- Council RegulationsMany councils now days are encouraging people to transform their verge into native gardens, they see the benefits of doing so. Regulations vary greatly between councils so please contact your local council for details.
- PlantsWe recommend mass planting (a small selection of plants planted on mass) of low ground covers, grasses and small shrubs to give visual impact.
- MulchWe will only install rough, course and irregular mulch. A common mistake is that mulch is meant to hold water, the best mulches actually let water drain through whilst providing an insulating cover over the soil to prevent evaporation. The overall thickness we aim for is 100 mm.

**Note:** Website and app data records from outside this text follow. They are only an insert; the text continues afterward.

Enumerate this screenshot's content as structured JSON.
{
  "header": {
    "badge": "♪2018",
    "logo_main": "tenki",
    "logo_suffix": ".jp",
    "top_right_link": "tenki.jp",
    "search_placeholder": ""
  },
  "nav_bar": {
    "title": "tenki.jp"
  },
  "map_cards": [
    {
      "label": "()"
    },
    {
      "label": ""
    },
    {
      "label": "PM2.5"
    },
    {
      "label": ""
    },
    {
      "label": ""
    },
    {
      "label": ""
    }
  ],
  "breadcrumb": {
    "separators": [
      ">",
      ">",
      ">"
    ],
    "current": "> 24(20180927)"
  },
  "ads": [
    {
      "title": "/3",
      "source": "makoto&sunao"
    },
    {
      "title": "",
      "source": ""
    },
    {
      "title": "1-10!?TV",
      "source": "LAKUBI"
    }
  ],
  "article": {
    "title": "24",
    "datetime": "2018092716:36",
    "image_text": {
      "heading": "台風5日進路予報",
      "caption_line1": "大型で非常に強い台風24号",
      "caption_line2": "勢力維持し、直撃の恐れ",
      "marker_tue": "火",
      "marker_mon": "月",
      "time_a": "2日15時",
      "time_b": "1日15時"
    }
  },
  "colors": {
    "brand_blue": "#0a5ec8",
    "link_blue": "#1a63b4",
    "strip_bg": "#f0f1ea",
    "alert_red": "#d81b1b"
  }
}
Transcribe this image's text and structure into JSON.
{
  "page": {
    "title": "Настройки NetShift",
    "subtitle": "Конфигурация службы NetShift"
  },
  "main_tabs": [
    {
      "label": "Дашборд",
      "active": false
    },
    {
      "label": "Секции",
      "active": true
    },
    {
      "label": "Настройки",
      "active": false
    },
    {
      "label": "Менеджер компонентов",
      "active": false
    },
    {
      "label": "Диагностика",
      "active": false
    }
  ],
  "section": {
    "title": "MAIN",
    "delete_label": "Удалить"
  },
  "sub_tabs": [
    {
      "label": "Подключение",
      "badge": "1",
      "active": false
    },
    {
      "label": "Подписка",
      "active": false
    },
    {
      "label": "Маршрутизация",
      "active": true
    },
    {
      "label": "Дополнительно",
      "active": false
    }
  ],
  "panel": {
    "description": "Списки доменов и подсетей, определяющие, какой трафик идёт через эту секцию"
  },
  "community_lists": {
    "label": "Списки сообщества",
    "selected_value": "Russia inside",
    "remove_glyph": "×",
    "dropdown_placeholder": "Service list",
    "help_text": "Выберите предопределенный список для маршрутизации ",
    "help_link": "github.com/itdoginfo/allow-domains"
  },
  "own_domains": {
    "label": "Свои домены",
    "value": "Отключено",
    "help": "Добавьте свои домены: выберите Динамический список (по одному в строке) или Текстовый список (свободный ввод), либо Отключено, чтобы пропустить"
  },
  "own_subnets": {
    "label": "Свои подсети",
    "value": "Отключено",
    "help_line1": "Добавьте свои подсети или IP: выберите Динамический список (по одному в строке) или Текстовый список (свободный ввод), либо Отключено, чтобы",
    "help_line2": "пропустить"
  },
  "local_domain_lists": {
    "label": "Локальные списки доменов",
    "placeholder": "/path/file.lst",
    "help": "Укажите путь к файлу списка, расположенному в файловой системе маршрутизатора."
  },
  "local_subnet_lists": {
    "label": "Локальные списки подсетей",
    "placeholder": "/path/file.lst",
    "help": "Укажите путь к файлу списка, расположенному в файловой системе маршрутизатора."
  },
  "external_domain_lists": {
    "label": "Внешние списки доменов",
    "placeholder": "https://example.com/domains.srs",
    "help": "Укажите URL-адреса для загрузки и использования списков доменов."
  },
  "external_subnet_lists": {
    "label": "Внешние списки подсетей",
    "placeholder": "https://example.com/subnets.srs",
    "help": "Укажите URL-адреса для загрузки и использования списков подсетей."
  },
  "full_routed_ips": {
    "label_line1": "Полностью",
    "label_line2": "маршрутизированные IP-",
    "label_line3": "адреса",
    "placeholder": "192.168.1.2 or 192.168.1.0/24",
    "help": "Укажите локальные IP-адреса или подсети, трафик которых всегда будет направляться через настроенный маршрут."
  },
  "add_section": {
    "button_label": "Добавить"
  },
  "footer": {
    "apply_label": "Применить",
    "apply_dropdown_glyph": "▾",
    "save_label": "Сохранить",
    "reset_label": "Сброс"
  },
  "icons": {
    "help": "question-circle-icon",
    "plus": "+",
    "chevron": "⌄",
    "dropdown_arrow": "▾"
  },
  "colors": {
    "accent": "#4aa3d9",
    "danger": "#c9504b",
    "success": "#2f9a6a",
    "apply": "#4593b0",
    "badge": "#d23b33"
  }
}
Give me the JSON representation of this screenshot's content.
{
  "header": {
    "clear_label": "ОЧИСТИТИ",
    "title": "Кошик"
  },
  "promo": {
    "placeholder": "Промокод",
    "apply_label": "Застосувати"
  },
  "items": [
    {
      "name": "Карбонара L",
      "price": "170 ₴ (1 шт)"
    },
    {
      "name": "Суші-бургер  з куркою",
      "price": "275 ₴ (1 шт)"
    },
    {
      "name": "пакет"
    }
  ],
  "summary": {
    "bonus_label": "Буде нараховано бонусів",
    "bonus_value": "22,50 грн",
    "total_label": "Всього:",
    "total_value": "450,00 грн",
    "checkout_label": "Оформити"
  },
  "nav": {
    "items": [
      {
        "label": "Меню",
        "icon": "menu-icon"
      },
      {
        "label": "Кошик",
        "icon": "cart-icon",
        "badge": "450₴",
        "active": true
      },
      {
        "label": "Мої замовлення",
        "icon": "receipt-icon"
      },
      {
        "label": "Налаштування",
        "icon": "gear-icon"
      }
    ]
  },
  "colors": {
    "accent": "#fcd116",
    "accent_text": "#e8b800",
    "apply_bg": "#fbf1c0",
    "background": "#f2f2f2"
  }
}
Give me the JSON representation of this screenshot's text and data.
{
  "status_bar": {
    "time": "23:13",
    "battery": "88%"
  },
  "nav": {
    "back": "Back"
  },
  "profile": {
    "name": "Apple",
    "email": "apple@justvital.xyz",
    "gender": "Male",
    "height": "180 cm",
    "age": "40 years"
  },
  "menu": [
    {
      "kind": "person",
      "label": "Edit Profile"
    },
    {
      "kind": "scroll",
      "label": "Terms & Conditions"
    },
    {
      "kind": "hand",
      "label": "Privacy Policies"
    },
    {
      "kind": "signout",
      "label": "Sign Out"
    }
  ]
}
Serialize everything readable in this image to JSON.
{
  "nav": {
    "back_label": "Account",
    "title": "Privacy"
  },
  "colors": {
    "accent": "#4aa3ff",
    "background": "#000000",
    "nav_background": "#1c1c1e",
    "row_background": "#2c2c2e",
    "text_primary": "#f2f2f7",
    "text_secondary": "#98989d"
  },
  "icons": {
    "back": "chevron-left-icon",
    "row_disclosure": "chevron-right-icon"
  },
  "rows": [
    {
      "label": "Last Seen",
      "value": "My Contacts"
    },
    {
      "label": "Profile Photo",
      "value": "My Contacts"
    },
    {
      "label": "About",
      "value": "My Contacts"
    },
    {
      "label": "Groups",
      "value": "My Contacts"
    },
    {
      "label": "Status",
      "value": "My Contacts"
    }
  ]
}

- Soil AmendmentsDepending on the soil type you have, most of Perth is on grey Bassendean sands. From our experience it is absolutely vital to bring your soil to life by adding some organic matter, moisture and nutrient holding minerals and breaking the compaction. We rotary hoe good quality compost and bentonite clay as a minimum into all of our gardens, zeolite can also be used. The compost contains heaps of humus and beneficial bacteria. Bentonite is a type of clay and by adding a small amount of this to sand it will help retain the moisture and prevent water repellency. Zeolite is another natural mineral that acts like a sponge to absorb nutrients, locking them into the soil profile, preventing them from being washed away.
- Removing or leaving the grassThis basically depends on whether the levels are at the right height below the kerb to prevent the mulch from spilling over. In both cases we would need to spray the grass to be sure it isn’t going to come back. If necessary, we may need to remove the top layer or we can create a small undulation with the excess soil from around the edges which can look quite good. The grass thatching can be mixed in with the soil in some situations without a problem using a rotary hoe, it all adds to the organic matter in the soil.
- Garden FeaturesNow this really brings the garden to life. Grass trees, small pathways, undulations, rocks or logs give the garden something special. Grass trees look good in small groups, they don’t need to be monstrous, small ones look good too, pathways winding around or even across the verge gives it structure, shape and most importantly access to enjoy it. Limestone rocks work great near the coast and coffee rock or granite in the hills. But remember that this must be done in a way that meets the council regulations.
- ReticulationWe recommend installing a drip irrigation system. It can easily be retro-fitted to an existing sprinkler system or we can install a new system for you. Drip is one of the most efficient systems available, preventing evaporation and runoff as it is installed underneath the mulch layer and can save up to 60% more water than a conventional sprinkler system. It has the added advantage of watering the surface evenly, allowing the plants to spread their roots in search of water and in turn making them stronger on hotter days.